My primary research interests are Data Analytics with focus on building large scale analytics platforms and frameworks, and Software Analytics. I have been conducting research and supervising students in analytics over the last several years that involves the capture, storage, sharing, and analysis of large datasets (e.g., agricultural data, genome data, hydrological and environmental data and software repositories) using computational tools, and machine/deep learning technologies. I along with my HQP and collaborators have been working on driving novel analytic techniques, such as computational architectures for analyzing data, high-throughput workflows for analysis and computation of large datasets, computational and statistical methods for analysis, data provenance, and distributed processing of heterogeneous data. As part of software analytics, my research aims to study cost/benefit and risk issues using controlled experiments, user studies, mining software repositories and empirical studies in interactive and collaborative software developments, in order to propose new theories, programming abstractions and concepts, techniques and tools to assist developers in the cost-effective and predictable design, implementation, reengineering, maintenance and evolution of scalable, sustainable and trustworthy software systems.
My research is multifaceted in the sense that a part of my research focusses on data analytics to better support multi-disciplinary scientists to handle complex workflows for data-intensive discovery. I aim to provide a user friendly, reliable, collaborative, and scalable computational environment to scientists for modeling, executing, tracking, debugging, and analyzing scientific experiments. This research is driven by my active involvement with two CFREFs projects (Food security and Water Security) over the last several years and my PhD research on collaborative software engineering. The another part of my research focuses on software analytics for developing predictive machine learning models and APIs, and tools that can help developers with different things such as bug inducing commit detection, explainable machine learning, automated release note generation, and human centric source code comprehension. This part of my research is driven by my active involvement with the NSERC CREATE grant on Software Analytics Research (SOAR) and the migration and reverse engineering project of Water Security CFREF over the last several years.

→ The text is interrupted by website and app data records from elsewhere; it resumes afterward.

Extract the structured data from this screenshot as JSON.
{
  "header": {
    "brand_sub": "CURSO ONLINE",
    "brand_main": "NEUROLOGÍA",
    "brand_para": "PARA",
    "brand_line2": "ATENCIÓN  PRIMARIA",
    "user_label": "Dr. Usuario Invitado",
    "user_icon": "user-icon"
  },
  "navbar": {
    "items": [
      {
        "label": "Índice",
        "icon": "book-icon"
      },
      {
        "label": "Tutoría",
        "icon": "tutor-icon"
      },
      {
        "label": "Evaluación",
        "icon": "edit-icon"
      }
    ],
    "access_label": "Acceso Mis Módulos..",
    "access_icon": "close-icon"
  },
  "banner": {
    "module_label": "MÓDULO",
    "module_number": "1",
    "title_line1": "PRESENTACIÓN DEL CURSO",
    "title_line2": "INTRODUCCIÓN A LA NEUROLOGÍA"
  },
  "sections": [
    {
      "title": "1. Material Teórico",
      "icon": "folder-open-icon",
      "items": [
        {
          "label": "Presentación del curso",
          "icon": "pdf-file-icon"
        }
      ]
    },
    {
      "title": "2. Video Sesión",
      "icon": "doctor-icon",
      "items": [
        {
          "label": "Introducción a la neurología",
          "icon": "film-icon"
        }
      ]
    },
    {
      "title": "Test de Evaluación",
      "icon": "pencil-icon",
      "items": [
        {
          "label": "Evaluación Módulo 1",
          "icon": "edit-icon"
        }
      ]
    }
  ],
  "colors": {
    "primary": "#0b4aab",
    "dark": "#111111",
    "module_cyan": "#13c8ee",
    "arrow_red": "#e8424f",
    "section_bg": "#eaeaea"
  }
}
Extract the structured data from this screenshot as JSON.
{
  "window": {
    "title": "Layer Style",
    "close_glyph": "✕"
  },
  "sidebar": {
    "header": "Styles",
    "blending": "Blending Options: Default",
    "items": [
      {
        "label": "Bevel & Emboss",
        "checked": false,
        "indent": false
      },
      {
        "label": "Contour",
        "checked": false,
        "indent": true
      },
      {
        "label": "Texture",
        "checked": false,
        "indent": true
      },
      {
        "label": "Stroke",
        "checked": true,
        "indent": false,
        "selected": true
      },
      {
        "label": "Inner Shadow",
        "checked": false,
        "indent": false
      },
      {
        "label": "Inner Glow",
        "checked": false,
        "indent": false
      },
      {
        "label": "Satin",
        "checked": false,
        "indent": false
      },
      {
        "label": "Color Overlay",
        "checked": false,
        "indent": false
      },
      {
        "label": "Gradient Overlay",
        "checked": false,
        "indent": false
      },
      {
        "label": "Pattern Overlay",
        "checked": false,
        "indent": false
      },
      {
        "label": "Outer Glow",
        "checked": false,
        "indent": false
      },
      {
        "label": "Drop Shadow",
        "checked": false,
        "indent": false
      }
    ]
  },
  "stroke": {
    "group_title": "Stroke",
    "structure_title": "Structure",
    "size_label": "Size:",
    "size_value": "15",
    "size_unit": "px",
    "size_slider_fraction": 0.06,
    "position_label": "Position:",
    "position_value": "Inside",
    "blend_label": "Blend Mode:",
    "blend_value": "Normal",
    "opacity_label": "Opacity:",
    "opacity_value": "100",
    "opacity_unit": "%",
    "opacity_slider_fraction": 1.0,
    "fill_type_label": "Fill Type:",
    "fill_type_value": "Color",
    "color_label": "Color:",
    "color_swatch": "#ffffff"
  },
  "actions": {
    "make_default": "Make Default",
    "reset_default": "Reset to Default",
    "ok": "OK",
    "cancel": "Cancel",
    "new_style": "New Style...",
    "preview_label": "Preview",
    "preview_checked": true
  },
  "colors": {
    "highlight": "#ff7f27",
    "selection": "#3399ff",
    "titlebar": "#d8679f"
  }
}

- Consistency Handling in Collaborative Scientiﬁc Workﬂow: One of the main challenges of scientific collaborative system is consistency management – in the face of conﬂicting concurrent operations by the collaborators. The existing research works use locking techniques where a collaborator gets exclusive Write access to a part of the workﬂow to facilitate the consistency management . we o work on efficient locking algorithms that can reduce average waiting time of the collaborators and thus can improve the usability of a collaborative scientific workflow management system.
- ProvMod-Viz: Workflow provenance is important for workflow behavior analysis, data quality measurement, usage pattern mining, fault detection, monitoring, providing user recommendations, resource management and so on. Data intensive workflow systems are never complete without provenance support. We have been developing a workflow programming model that is based on the Python Programming Language, extendable to a broad range of use cases, adaptable to third party tools and offers automated provenance, easy configuration and provenance querying via data visualizations.
- Cross Language Workflow tools recommendation: As workflow management systems include software tools across various programming, languages, we are working on developing a tool that can detect similar software applications written in various programming languages.
- Meta data handling: We have been working on creating a dictionary based website for describing P2IRC-metadata.